Institutional and Personal Spirituality/Religiosity and Psychosocial Adjustment in Adolescence: Concurrent and Longitudinal Associations

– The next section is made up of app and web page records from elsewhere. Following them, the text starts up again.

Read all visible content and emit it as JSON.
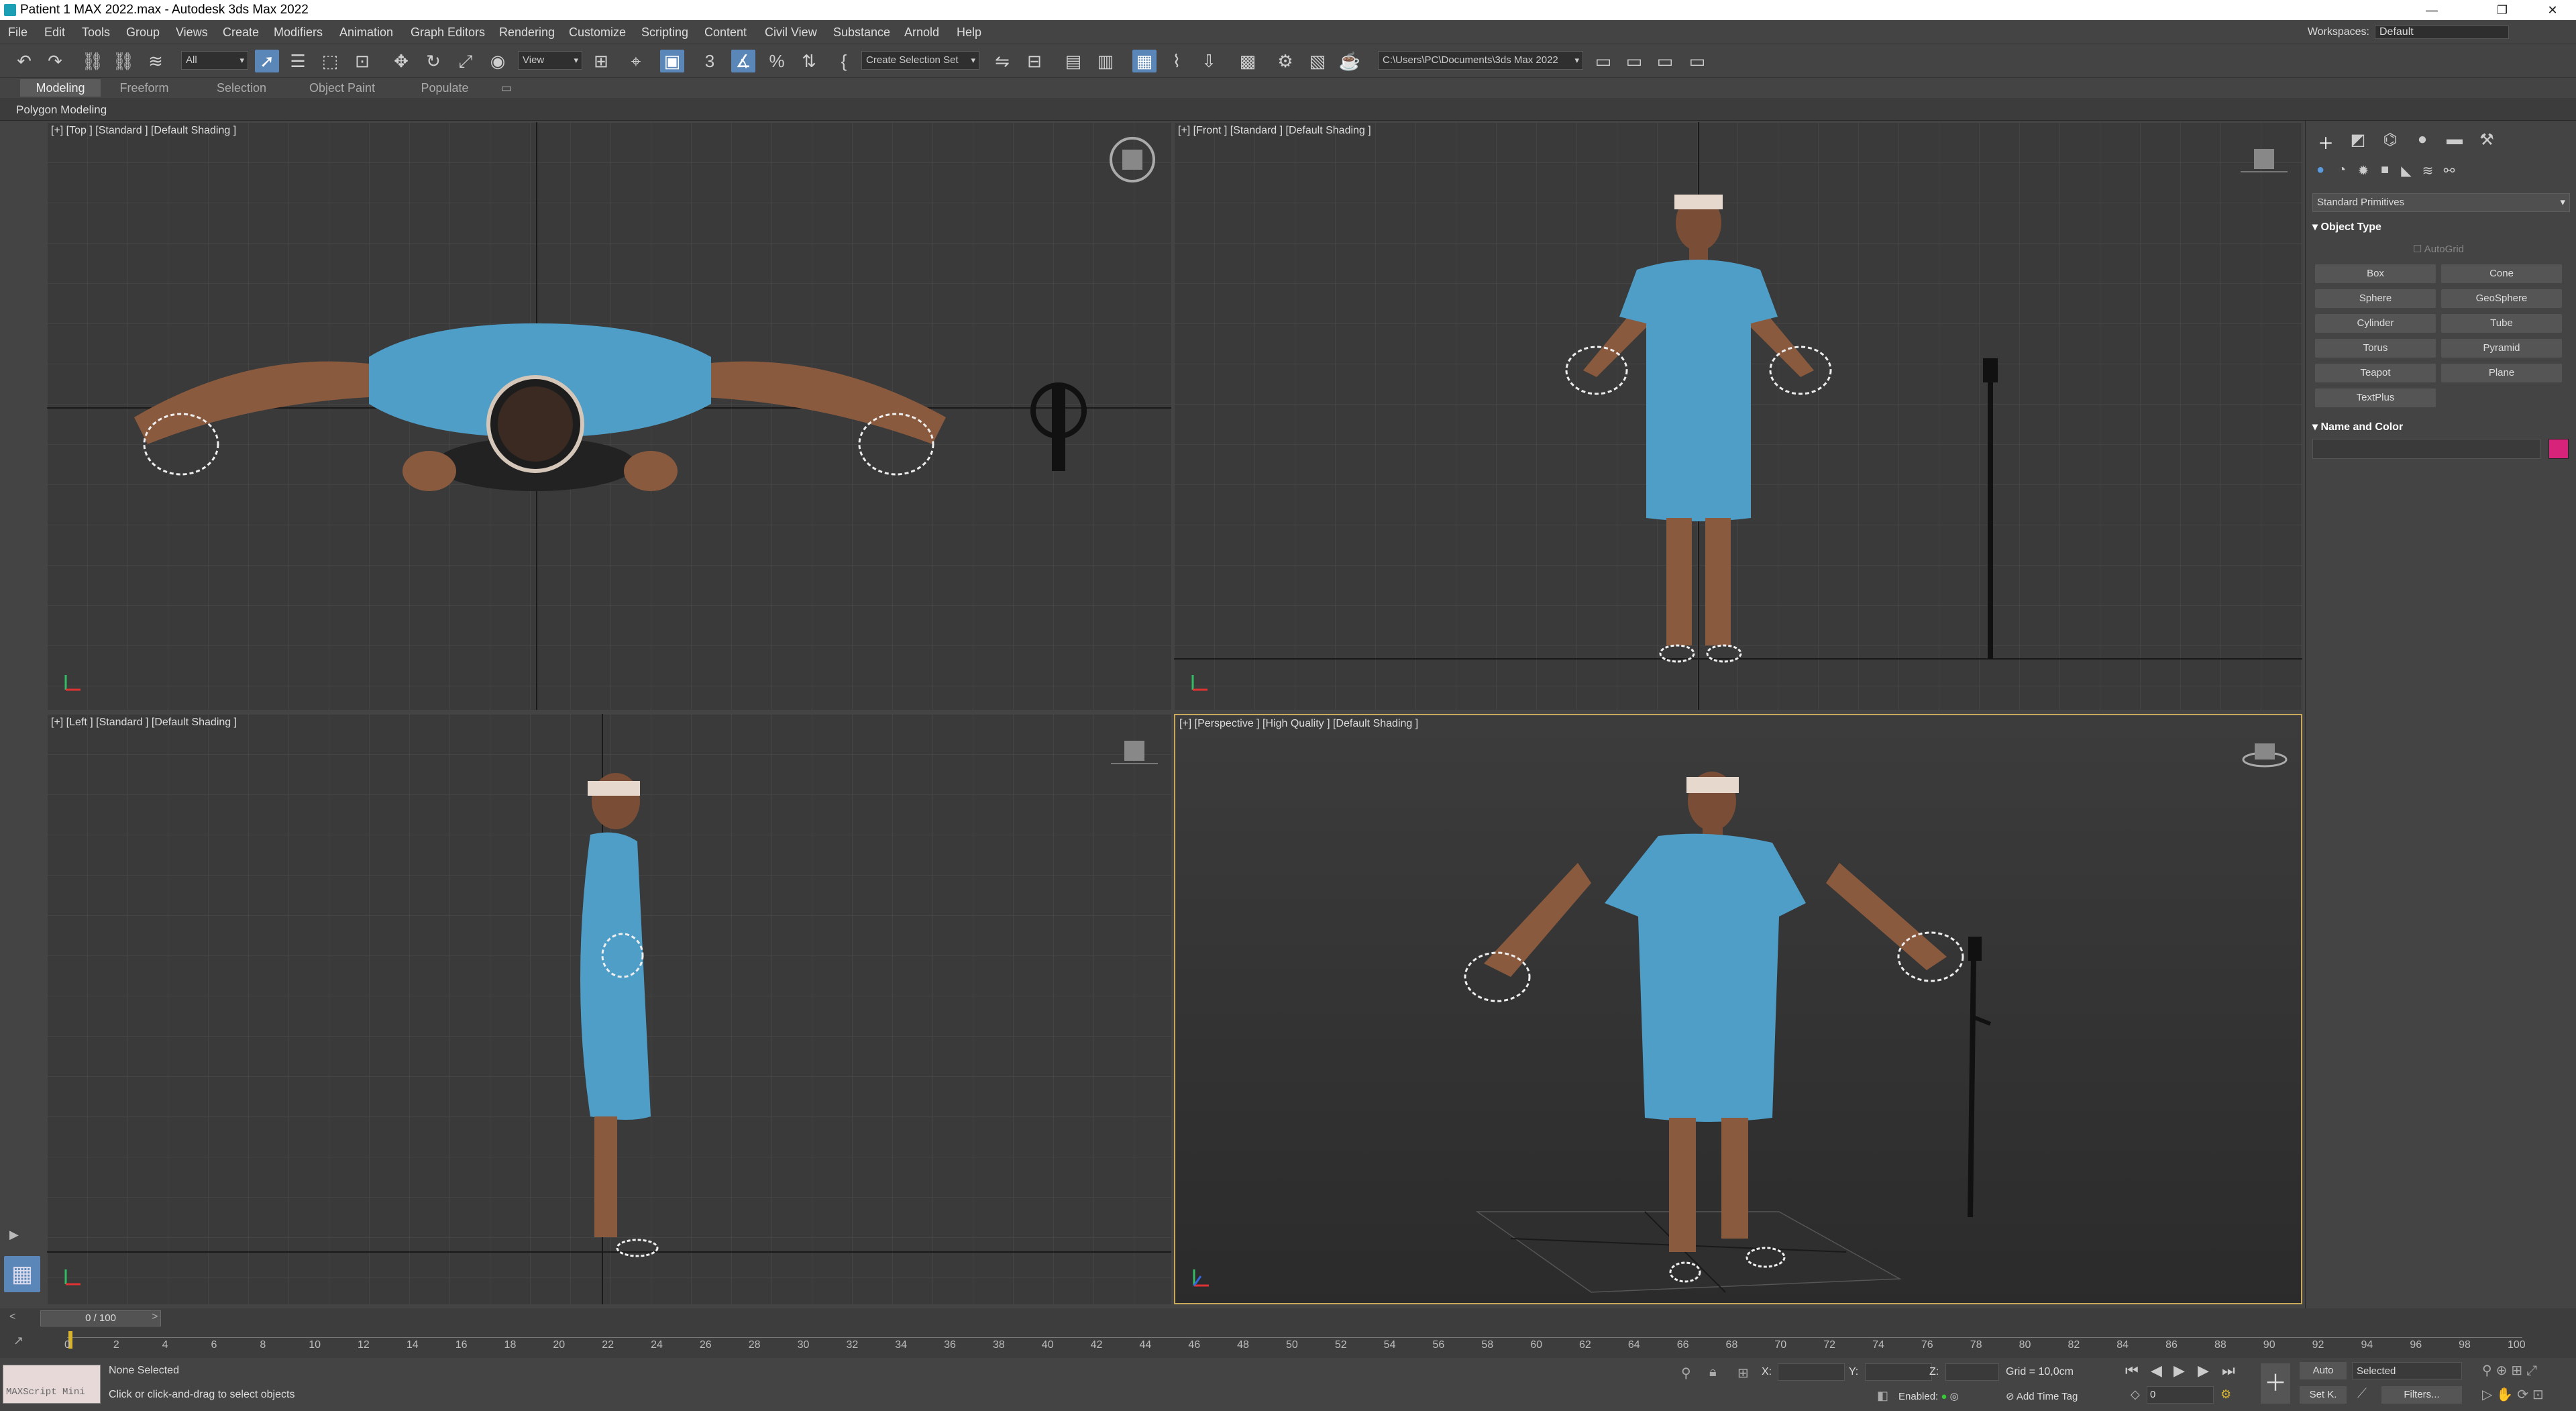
{
  "window": {
    "title": "Patient 1 MAX 2022.max - Autodesk 3ds Max 2022"
  },
  "menu": [
    "File",
    "Edit",
    "Tools",
    "Group",
    "Views",
    "Create",
    "Modifiers",
    "Animation",
    "Graph Editors",
    "Rendering",
    "Customize",
    "Scripting",
    "Content",
    "Civil View",
    "Substance",
    "Arnold",
    "Help"
  ],
  "workspace": {
    "label": "Workspaces:",
    "value": "Default"
  },
  "toolbar": {
    "selection_filter": "All",
    "ref_coord": "View",
    "named_selection": "Create Selection Set",
    "project_path": "C:\\Users\\PC\\Documents\\3ds Max 2022"
  },
  "ribbon": {
    "tabs": [
      "Modeling",
      "Freeform",
      "Selection",
      "Object Paint",
      "Populate"
    ],
    "active": "Modeling",
    "sub": "Polygon Modeling"
  },
  "viewports": {
    "top": {
      "label": "[+] [Top ] [Standard ] [Default Shading ]"
    },
    "front": {
      "label": "[+] [Front ] [Standard ] [Default Shading ]"
    },
    "left": {
      "label": "[+] [Left ] [Standard ] [Default Shading ]"
    },
    "perspective": {
      "label": "[+] [Perspective ] [High Quality ] [Default Shading ]"
    }
  },
  "command_panel": {
    "category": "Standard Primitives",
    "object_type_title": "Object Type",
    "autogrid": "AutoGrid",
    "buttons": [
      "Box",
      "Cone",
      "Sphere",
      "GeoSphere",
      "Cylinder",
      "Tube",
      "Torus",
      "Pyramid",
      "Teapot",
      "Plane",
      "TextPlus"
    ],
    "name_color_title": "Name and Color",
    "object_color": "#d8237a"
  },
  "timeline": {
    "slider": "0 / 100",
    "ticks": [
      "0",
      "2",
      "4",
      "6",
      "8",
      "10",
      "12",
      "14",
      "16",
      "18",
      "20",
      "22",
      "24",
      "26",
      "28",
      "30",
      "32",
      "34",
      "36",
      "38",
      "40",
      "42",
      "44",
      "46",
      "48",
      "50",
      "52",
      "54",
      "56",
      "58",
      "60",
      "62",
      "64",
      "66",
      "68",
      "70",
      "72",
      "74",
      "76",
      "78",
      "80",
      "82",
      "84",
      "86",
      "88",
      "90",
      "92",
      "94",
      "96",
      "98",
      "100"
    ]
  },
  "status": {
    "maxscript": "MAXScript Mini",
    "selection": "None Selected",
    "prompt": "Click or click-and-drag to select objects",
    "x_label": "X:",
    "y_label": "Y:",
    "z_label": "Z:",
    "grid": "Grid = 10,0cm",
    "enabled": "Enabled:",
    "add_time_tag": "Add Time Tag",
    "auto": "Auto",
    "set_key": "Set K.",
    "selected": "Selected",
    "filters": "Filters...",
    "frame": "0"
  },
  "colors": {
    "gown": "#4e9ec8",
    "skin": "#8a5a3e",
    "active_border": "#c8a85a",
    "accent": "#5a86b8"
  }
}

Spirituality/religiosity is hypothesized to promote positive adjustment among adolescents. The goals of this study were to assess the unique and joint associations between two dimensions of spirituality/religiosity—institutional and personal—and a range of domains of psychosocial adjustment (intrapersonal well-being, quality of parent–child relationship, substance use, and academic orientation) and to evaluate the direction of effects in these associations. Participants included 803 predominately Canadian-born adolescents (53 % female) from Ontario, Canada, who completed a survey in grade 11 and grade 12. At the concurrent level, higher personal spirituality/religiosity consistently and uniquely predicted more positive adjustment in terms of well-being, parental relationship, and academic orientation. Higher institutional spirituality/religiosity uniquely and consistently predicted lower substance use, particularly when personal spirituality/religiosity also was high. With regard to the direction of effects (i.e., longitudinal associations), institutional spirituality/religiosity predicted lower future substance use. The results imply that the personal and institutional dimensions of spirituality/religiosity may be associated differentially with psychosocial adjustment, and it may be only in the domain of substance use that spirituality/religiosity predicts change in behavior over time.